Still, opposing such measures can be politically tricky. “Why do you want to beat up old people?” Stephen Colbert demanded in an interview with Republican Rep. Cynthia Lummis of Wyoming on his Comedy Central show “The Colbert Report” in March. Lummis voted against legislation earlier this year that would have made federal money available to state and local elder-abuse prosecutors. She told Colbert, “I am opposed to irresponsible spending.”
“So you want us to beat up old people in a fiscally responsible manner?” he shot back.
Now backers of the legislation have maneuvered to link its fate to the debate over healthcare reform, in which it has become an important consideration for some centrist Democrats, such as Sen. Blanche Lincoln of Arkansas, who is considered a crucial swing vote on healthcare legislation. Lincoln, a longtime member of the Senate Special Committee on Aging, is a co-sponsor of the Elder Justice Act. (The median age of her constituents back home is also one of the highest in the nation.)
Supporters say elder abuse should be addressed in healthcare overhaul legislation because it pushes up healthcare costs and because financial exploitation of the elderly leaves many destitute and reliant on public assistance.
“This is prevention, which is a healthcare issue,” says Robert Blancato, who heads the Elder Justice Coalition, an umbrella group for more than 500 groups that support the legislation. They include AARP, the American Bar Assn., and industry groups representing nursing homes and long-term providers, among others.
State and local governments have long been on the front lines of such problems. But many studies have shown a shortage of resources among licensing agencies, long-term-care ombudsmen and adult protective service workers.
“The universal lack of resources, the enormous variation across jurisdictions and the low priority given to elder abuse and neglect make it difficult to see how significant progress can be made without federal standards and financial support,” concluded researchers at Texas A&M University in a report prepared for the Justice Department last month.
The current health care bills would require states to conduct comprehensive screening of a wide range of people who are working with the elderly, including those in the burgeoning and unregulated area of home-based care.
More than a dozen states, including California and Florida, currently do not regulate those workers. Most states only check the backgrounds of medical workers, such as nurse aides, and only for crimes they committed in their own states. In 2006, a woman who had been convicted in Kansas of pushing an elderly woman out of a vehicle in a carjacking was discovered to be working in nursing homes in Missouri.

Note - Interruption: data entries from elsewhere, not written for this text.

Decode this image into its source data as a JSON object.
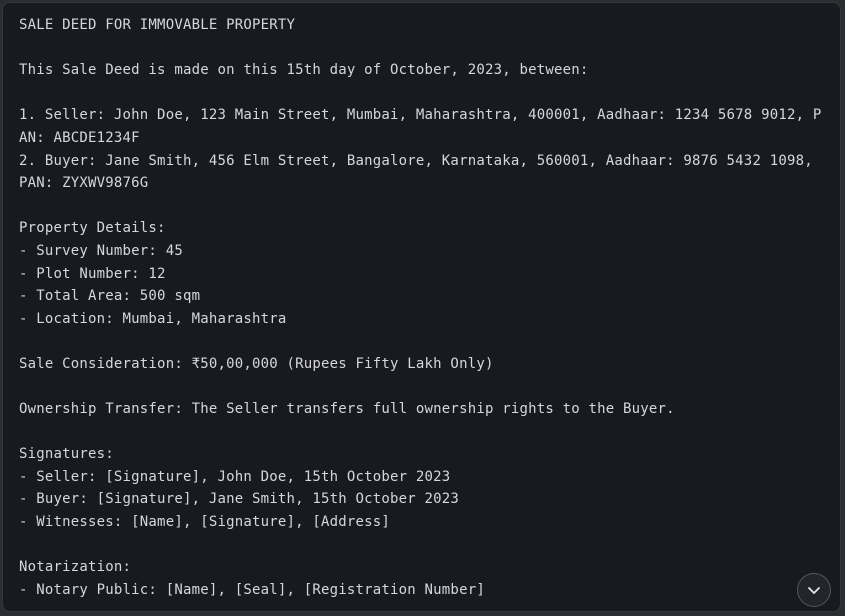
{
  "document": {
    "lines": [
      "SALE DEED FOR IMMOVABLE PROPERTY",
      "",
      "This Sale Deed is made on this 15th day of October, 2023, between:",
      "",
      "1. Seller: John Doe, 123 Main Street, Mumbai, Maharashtra, 400001, Aadhaar: 1234 5678 9012, PAN: ABCDE1234F",
      "2. Buyer: Jane Smith, 456 Elm Street, Bangalore, Karnataka, 560001, Aadhaar: 9876 5432 1098, PAN: ZYXWV9876G",
      "",
      "Property Details:",
      "- Survey Number: 45",
      "- Plot Number: 12",
      "- Total Area: 500 sqm",
      "- Location: Mumbai, Maharashtra",
      "",
      "Sale Consideration: ₹50,00,000 (Rupees Fifty Lakh Only)",
      "",
      "Ownership Transfer: The Seller transfers full ownership rights to the Buyer.",
      "",
      "Signatures:",
      "- Seller: [Signature], John Doe, 15th October 2023",
      "- Buyer: [Signature], Jane Smith, 15th October 2023",
      "- Witnesses: [Name], [Signature], [Address]",
      "",
      "Notarization:",
      "- Notary Public: [Name], [Seal], [Registration Number]"
    ]
  },
  "scroll_button": {
    "icon": "chevron-down-icon"
  },
  "colors": {
    "panel_background": "#181a20",
    "text": "#d6d7da",
    "button_border": "#53565e"
  }
}
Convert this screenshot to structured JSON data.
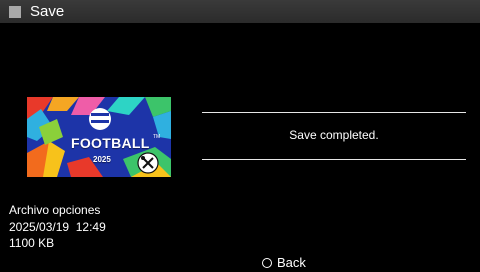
{
  "header": {
    "title": "Save",
    "icon": "square-icon"
  },
  "thumbnail": {
    "logo_text": "FOOTBALL",
    "year_text": "2025",
    "tm_text": "TM",
    "badge_icon": "tools-icon"
  },
  "dialog": {
    "message": "Save completed."
  },
  "save_info": {
    "name": "Archivo opciones",
    "datetime": "2025/03/19  12:49",
    "size": "1100 KB"
  },
  "footer": {
    "back_label": "Back",
    "back_icon": "circle-button-icon"
  },
  "colors": {
    "background": "#000000",
    "title_bar": "#2f2f2f",
    "title_icon": "#a9a9a9",
    "text": "#ffffff"
  }
}
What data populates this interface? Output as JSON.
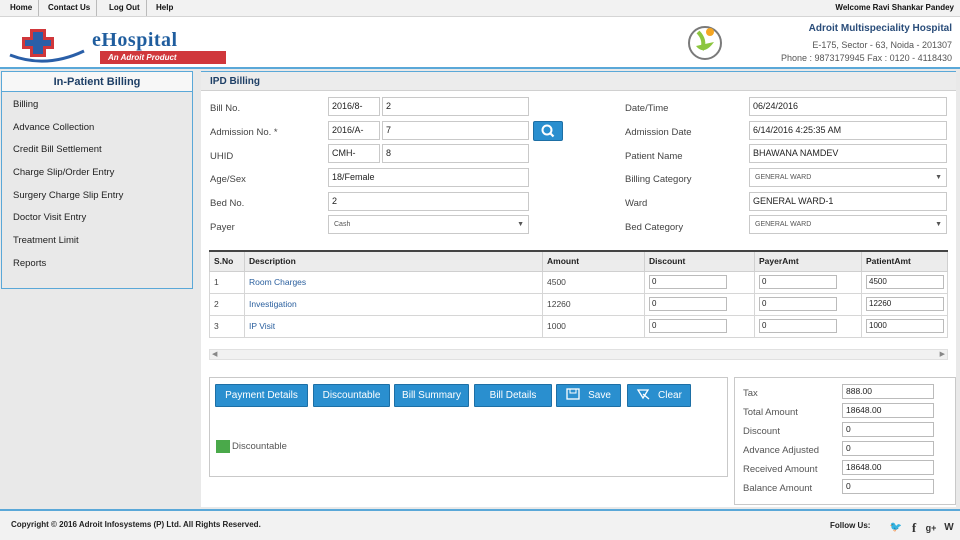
{
  "topnav": {
    "home": "Home",
    "contact": "Contact Us",
    "logout": "Log Out",
    "help": "Help",
    "welcome": "Welcome Ravi Shankar Pandey"
  },
  "header": {
    "logo_text": "eHospital",
    "logo_tagline": "An Adroit Product",
    "hospital_name": "Adroit Multispeciality Hospital",
    "address": "E-175, Sector - 63, Noida - 201307",
    "phone": "Phone : 9873179945 Fax : 0120 - 4118430"
  },
  "sidebar": {
    "title": "In-Patient Billing",
    "items": [
      {
        "label": "Billing"
      },
      {
        "label": "Advance Collection"
      },
      {
        "label": "Credit Bill Settlement"
      },
      {
        "label": "Charge Slip/Order Entry"
      },
      {
        "label": "Surgery Charge Slip Entry"
      },
      {
        "label": "Doctor Visit Entry"
      },
      {
        "label": "Treatment Limit"
      },
      {
        "label": "Reports"
      }
    ]
  },
  "main": {
    "title": "IPD Billing",
    "form": {
      "bill_no_label": "Bill No.",
      "bill_no_prefix": "2016/8-",
      "bill_no_value": "2",
      "admission_no_label": "Admission No. *",
      "admission_no_prefix": "2016/A-",
      "admission_no_value": "7",
      "uhid_label": "UHID",
      "uhid_prefix": "CMH-",
      "uhid_value": "8",
      "age_sex_label": "Age/Sex",
      "age_sex_value": "18/Female",
      "bed_no_label": "Bed No.",
      "bed_no_value": "2",
      "payer_label": "Payer",
      "payer_value": "Cash",
      "date_time_label": "Date/Time",
      "date_time_value": "06/24/2016",
      "admission_date_label": "Admission Date",
      "admission_date_value": "6/14/2016 4:25:35 AM",
      "patient_name_label": "Patient Name",
      "patient_name_value": "BHAWANA NAMDEV",
      "billing_category_label": "Billing Category",
      "billing_category_value": "GENERAL WARD",
      "ward_label": "Ward",
      "ward_value": "GENERAL WARD-1",
      "bed_category_label": "Bed Category",
      "bed_category_value": "GENERAL WARD"
    },
    "table": {
      "headers": [
        "S.No",
        "Description",
        "Amount",
        "Discount",
        "PayerAmt",
        "PatientAmt"
      ],
      "rows": [
        {
          "sno": "1",
          "desc": "Room Charges",
          "amount": "4500",
          "discount": "0",
          "payer": "0",
          "patient": "4500"
        },
        {
          "sno": "2",
          "desc": "Investigation",
          "amount": "12260",
          "discount": "0",
          "payer": "0",
          "patient": "12260"
        },
        {
          "sno": "3",
          "desc": "IP Visit",
          "amount": "1000",
          "discount": "0",
          "payer": "0",
          "patient": "1000"
        }
      ]
    },
    "buttons": {
      "payment_details": "Payment Details",
      "discountable": "Discountable",
      "bill_summary": "Bill Summary",
      "bill_details": "Bill Details",
      "save": "Save",
      "clear": "Clear"
    },
    "legend": {
      "label": "Discountable",
      "color": "#4aa94a"
    },
    "totals": {
      "tax_label": "Tax",
      "tax_value": "888.00",
      "total_amount_label": "Total Amount",
      "total_amount_value": "18648.00",
      "discount_label": "Discount",
      "discount_value": "0",
      "advance_adjusted_label": "Advance Adjusted",
      "advance_adjusted_value": "0",
      "received_amount_label": "Received Amount",
      "received_amount_value": "18648.00",
      "balance_amount_label": "Balance Amount",
      "balance_amount_value": "0"
    }
  },
  "footer": {
    "copyright": "Copyright © 2016 Adroit Infosystems (P) Ltd. All Rights Reserved.",
    "follow": "Follow Us:",
    "social": [
      "twitter-icon",
      "facebook-icon",
      "googleplus-icon",
      "wordpress-icon"
    ]
  },
  "colors": {
    "accent": "#2a8fcf",
    "border": "#5aa8d8",
    "title": "#1e3f66"
  }
}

The legislation also would require states to establish clear criteria for prohibiting employment of applicants with a history of violent crime. It also would mandate the development of appeals processes for individuals who are denied employment, plus systems in which workers who have been checked and cleared, but who subsequently commit a disqualifying crime, would be terminated.
Even proponents of the new federal standards say they can go only so far. Studies show that most elder abuse takes place in private homes and that the assailants are family members or trusted advisors, in up to 90% of cases.
The challenges increase as more elderly people spend their time at home or in community and group living arrangements. By comparison, teachers and other professionals outside the home act as a safety net in cases of suspected child abuse because they are required to report evidence of abuse to authorities.
“Adult abuse is a lot harder to get your arms around,” says Marsha Greenfield, a lawyer and senior legislative counsel for the American Assn. of Homes & Services for the Aging, a trade group for nonprofit long-term care providers.
“There are many more elderly people both in community and group living arrangements,” Greenfield says. “But they are also a more invisible population because there are so many people in their own homes.”